The saying, home is where the heart is, is not necessarily true. Home is where we connect to our identities and feel rooted to the world. The question is, is it where we come from or where we are are now? And what if we live in a place that doesn’t reflect the way we look, our influences, or culture? Eyakem Gulilat was born in Ethiopia and raised in Kenya until his family moved to the US in 1996 right after he finished high school. Eyakem’s family came through the Diversity Immigrant Visa Program, a congressionally mandated program which draws up to 55,000 diversity visas annually from a random selection of individuals who meet strict eligibility requirements and who are from countries with low rates of immigration to the U.S. Since his arrival, he has lived in Michigan, Texas and Oklahoma. “I do not identify any of these places as my home; essentially I am a nomad.”

The pulitzer prize winning photographer from South Africa, Kevin Carter had a profound impact on on Eyakem, specifically his photo of the starving Sudanese girl. He was inspired to become a photojournalist with hopes of telling other people’s stories and recieved his undergraduate degree in Photojournalism and Art, Abilene Christian University, Abilene, Texas. “Since then I have broadened my perspective and now embrace photography as an expressive art form. ” He recieved his MFA in Media Art/Photography, University of Oklahoma, Norman, Oklahoma.

Oklahoma is a long was from Ethiopia and this great divide of cultures, landscape, and miles is what Eyakem is exploring with his work and search for self.
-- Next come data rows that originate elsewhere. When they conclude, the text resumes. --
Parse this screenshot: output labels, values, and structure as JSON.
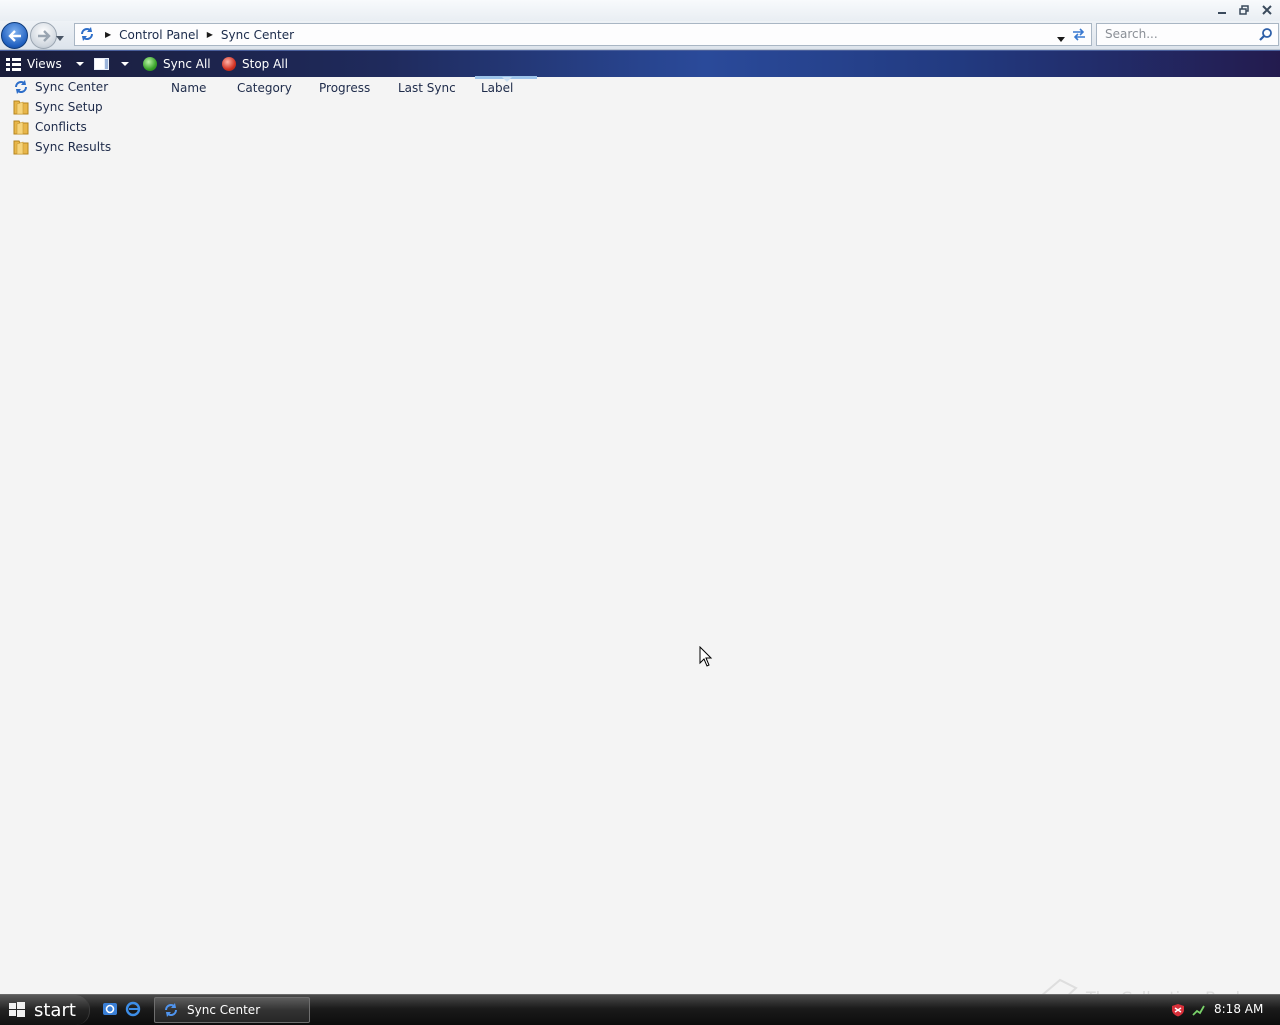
{
  "window": {
    "title": "Sync Center",
    "controls": [
      "minimize-icon",
      "restore-icon",
      "close-icon"
    ]
  },
  "address_bar": {
    "breadcrumbs": [
      "Control Panel",
      "Sync Center"
    ],
    "search_placeholder": "Search..."
  },
  "command_bar": {
    "views_label": "Views",
    "sync_all_label": "Sync All",
    "stop_all_label": "Stop All"
  },
  "sidebar": {
    "items": [
      {
        "label": "Sync Center",
        "icon": "sync-icon"
      },
      {
        "label": "Sync Setup",
        "icon": "folder-icon"
      },
      {
        "label": "Conflicts",
        "icon": "folder-icon"
      },
      {
        "label": "Sync Results",
        "icon": "folder-icon"
      }
    ]
  },
  "list": {
    "columns": [
      "Name",
      "Category",
      "Progress",
      "Last Sync",
      "Label"
    ],
    "sorted_column": "Label"
  },
  "taskbar": {
    "start_label": "start",
    "active_task": "Sync Center",
    "clock": "8:18 AM"
  },
  "watermark": "The Collection Book",
  "colors": {
    "command_bar": "#1f2a5c",
    "background": "#f4f4f4",
    "accent": "#2a4a9a"
  }
}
I am featuring two series, Collaborative Self and My Ethiopian American Self.

Collaborative Self: Photography has been used as a primary tool to document the American West as early as the 19th century; I am using this century old method to explore my presence in America as a “newcomer.” As an Ethiopian Immigrant residing in Oklahoma I choose to explore the landscape its inhabitants and my own Ethiopian identity. The result is a collaborative triptych which blurs the boundaries between American and Ethiopian, photographer and subject.









I extend my Ethiopian identity by inviting my subjects to dress in traditional Ethiopian clothing. The clothing is a metaphor for the exchange of ideas. Not only am I introducing my subjects to a critical component of Ethiopian heritage, but I am also challenging the viewer’s expectations of what it means to be Ethiopian. This project allows me to write myself into the history of the American landscape, but more importantly, this project questions the boundaries that separate us from one another.
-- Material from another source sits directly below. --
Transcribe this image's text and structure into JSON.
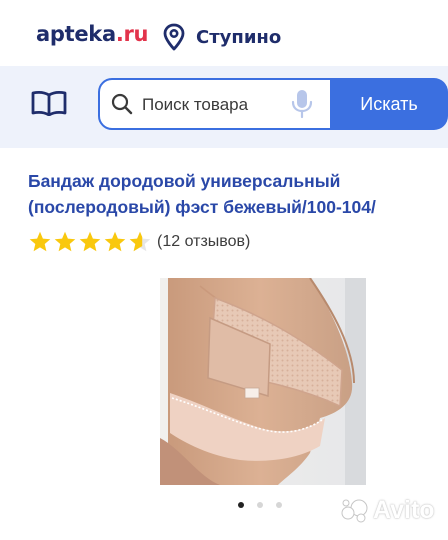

My Ethiopian American Self: After the Refugee Act of 1980, a large number of Ethiopians immigrated to America, fleeing political unrest and searching for employment opportunities and a better future. Two decades later, the children of these immigrant families tread life in between Ethiopian and American culture. This project is an exploration into these individuals and the ways they forge a new identity from their American surroundings and their parents’ heritage.
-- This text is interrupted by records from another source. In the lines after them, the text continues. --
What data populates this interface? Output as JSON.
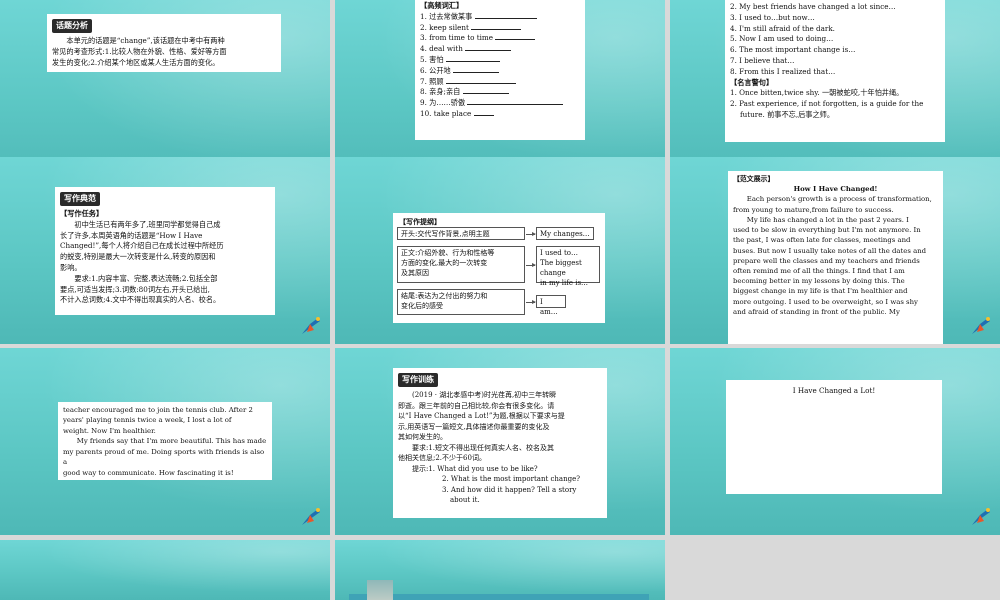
{
  "slides": {
    "s1": {
      "tag": "话题分析",
      "lines": [
        "本单元的话题是“change”,该话题在中考中有两种",
        "常见的考查形式:1.比较人物在外貌、性格、爱好等方面",
        "发生的变化;2.介绍某个地区或某人生活方面的变化。"
      ]
    },
    "s2": {
      "header": "【高频词汇】",
      "items": [
        "1. 过去常做某事",
        "2. keep silent",
        "3. from time to time",
        "4. deal with",
        "5. 害怕",
        "6. 公开地",
        "7. 照顾",
        "8. 亲身;亲自",
        "9. 为……骄傲",
        "10. take place"
      ]
    },
    "s3": {
      "items_top": [
        "2. My best friends have changed a lot since…",
        "3. I used to…but now…",
        "4. I'm still afraid of the dark.",
        "5. Now I am used to doing…",
        "6. The most important change is…",
        "7. I believe that…",
        "8. From this I realized that…"
      ],
      "header2": "【名言警句】",
      "quote1": "1. Once bitten,twice shy. 一朝被蛇咬,十年怕井绳。",
      "quote2a": "2. Past experience, if not forgotten, is a guide for the",
      "quote2b": "future. 前事不忘,后事之师。"
    },
    "s4": {
      "tag": "写作典范",
      "header": "【写作任务】",
      "task": [
        "初中生活已有两年多了,班里同学都觉得自己成",
        "长了许多,本周英语角的话题是“How I Have",
        "Changed!”,每个人将介绍自己在成长过程中所经历",
        "的蜕变,特别是最大一次转变是什么,转变的原因和",
        "影响。"
      ],
      "req": [
        "要求:1.内容丰富、完整,表达流畅;2.包括全部",
        "要点,可适当发挥;3.词数:80词左右,开头已给出,",
        "不计入总词数;4.文中不得出现真实的人名、校名。"
      ]
    },
    "s5": {
      "header": "【写作提纲】",
      "b1": "开头:交代写作背景,点明主题",
      "b1r": "My changes…",
      "b2a": "正文:介绍外貌、行为和性格等",
      "b2b": "方面的变化,最大的一次转变",
      "b2c": "及其原因",
      "b2r1": "I used to…",
      "b2r2": "The biggest change",
      "b2r3": "in my life is…",
      "b3a": "结尾:表达为之付出的努力和",
      "b3b": "变化后的感受",
      "b3r": "I am…"
    },
    "s6": {
      "header": "【范文展示】",
      "title": "How I Have Changed!",
      "lines": [
        "Each person's growth is a process of transformation,",
        "from young to mature,from failure to success.",
        "My life has changed a lot in the past 2 years. I",
        "used to be slow in everything but I'm not anymore. In",
        "the past, I was often late for classes, meetings and",
        "buses. But now I usually take notes of all the dates and",
        "prepare well the classes and my teachers and friends",
        "often remind me of all the things. I find that I am",
        "becoming better in my lessons by doing this. The",
        "biggest change in my life is that I'm healthier and",
        "more outgoing. I used to be overweight, so I was shy",
        "and afraid of standing in front of the public. My"
      ]
    },
    "s7": {
      "lines": [
        "teacher encouraged me to join the tennis club. After 2",
        "years' playing tennis twice a week, I lost a lot of",
        "weight. Now I'm healthier.",
        "My friends say that I'm more beautiful. This has made",
        "my parents proud of me. Doing sports with friends is also a",
        "good way to communicate. How fascinating it is!"
      ]
    },
    "s8": {
      "tag": "写作训练",
      "lines": [
        "(2019 · 湖北孝感中考)时光荏苒,初中三年转瞬",
        "即逝。跟三年前的自己相比较,你会有很多变化。请",
        "以“I Have Changed a Lot!”为题,根据以下要求与提",
        "示,用英语写一篇短文,具体描述你最重要的变化及",
        "其如何发生的。",
        "要求:1.短文不得出现任何真实人名、校名及其",
        "他相关信息;2.不少于60词。",
        "提示:1. What did you use to be like?",
        "2. What is the most important change?",
        "3. And how did it happen? Tell a story",
        "about it."
      ]
    },
    "s9": {
      "title": "I Have Changed a Lot!"
    }
  },
  "colors": {
    "slide_bg": "#5cc7c4",
    "canvas_bg": "#d9d9d9"
  }
}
As an Ethiopian immigrant myself, I identify with those trying to make sense of their identity and their presence here in America. For this project I traveled to different cities throughout the United States, photographing these individuals and hearing their stories. These individuals are unique in that they cultivate their Ethiopian heritage, but also assimilate and partake fully in the American culture. This results in misunderstanding, miscommunication and misinterpretation between the two generations. There is a struggle to belong and a challenge to identify oneself. In relationship to their ancestors, their families in Ethiopia and even their parents, these individuals have a completely different perception of who they are.